_What you need to do:_ Copy all the records exactly, but keep the pictures out of your version.

═══ Raw data

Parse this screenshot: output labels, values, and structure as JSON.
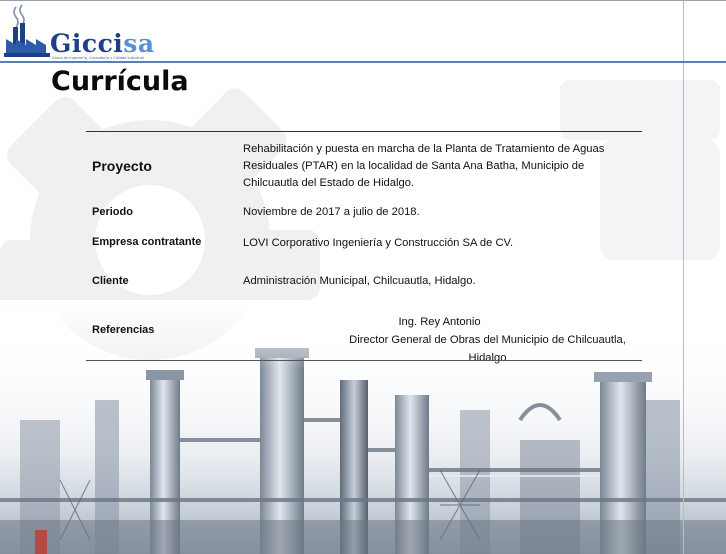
{
  "brand": {
    "name_main": "Gicci",
    "name_accent": "sa",
    "tagline": "Grupo de Ingeniería, Consultoría y Calidad Industrial"
  },
  "title": "Currícula",
  "rows": {
    "proyecto": {
      "label": "Proyecto",
      "value_line1": "Rehabilitación y puesta en marcha de la Planta de Tratamiento de Aguas",
      "value_line2": "Residuales (PTAR) en la localidad de Santa Ana Batha, Municipio de",
      "value_line3": "Chilcuautla del Estado de Hidalgo."
    },
    "periodo": {
      "label": "Periodo",
      "value": "Noviembre de 2017 a julio de 2018."
    },
    "empresa": {
      "label": "Empresa contratante",
      "value": "LOVI Corporativo Ingeniería y Construcción SA de CV."
    },
    "cliente": {
      "label": "Cliente",
      "value": "Administración Municipal, Chilcuautla, Hidalgo."
    },
    "referencias": {
      "label": "Referencias",
      "name": "Ing. Rey Antonio",
      "position": "Director General de Obras del Municipio de Chilcuautla, Hidalgo"
    }
  },
  "colors": {
    "brand_dark": "#1d3f86",
    "brand_light": "#5b8fd6",
    "header_rule": "#5a7fb8"
  }
}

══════

_Written response:_
Parse this screenshot: output labels, values, and structure as JSON.
{
  "brand": {
    "name_main": "Gicci",
    "name_accent": "sa",
    "tagline": "Grupo de Ingeniería, Consultoría y Calidad Industrial"
  },
  "title": "Currícula",
  "rows": {
    "proyecto": {
      "label": "Proyecto",
      "value_line1": "Rehabilitación y puesta en marcha de la Planta de Tratamiento de Aguas",
      "value_line2": "Residuales (PTAR) en la localidad de Santa Ana Batha, Municipio de",
      "value_line3": "Chilcuautla del Estado de Hidalgo."
    },
    "periodo": {
      "label": "Periodo",
      "value": "Noviembre de 2017 a julio de 2018."
    },
    "empresa": {
      "label": "Empresa contratante",
      "value": "LOVI Corporativo Ingeniería y Construcción SA de CV."
    },
    "cliente": {
      "label": "Cliente",
      "value": "Administración Municipal, Chilcuautla, Hidalgo."
    },
    "referencias": {
      "label": "Referencias",
      "name": "Ing. Rey Antonio",
      "position": "Director General de Obras del Municipio de Chilcuautla, Hidalgo"
    }
  },
  "colors": {
    "brand_dark": "#1d3f86",
    "brand_light": "#5b8fd6",
    "header_rule": "#5a7fb8"
  }
}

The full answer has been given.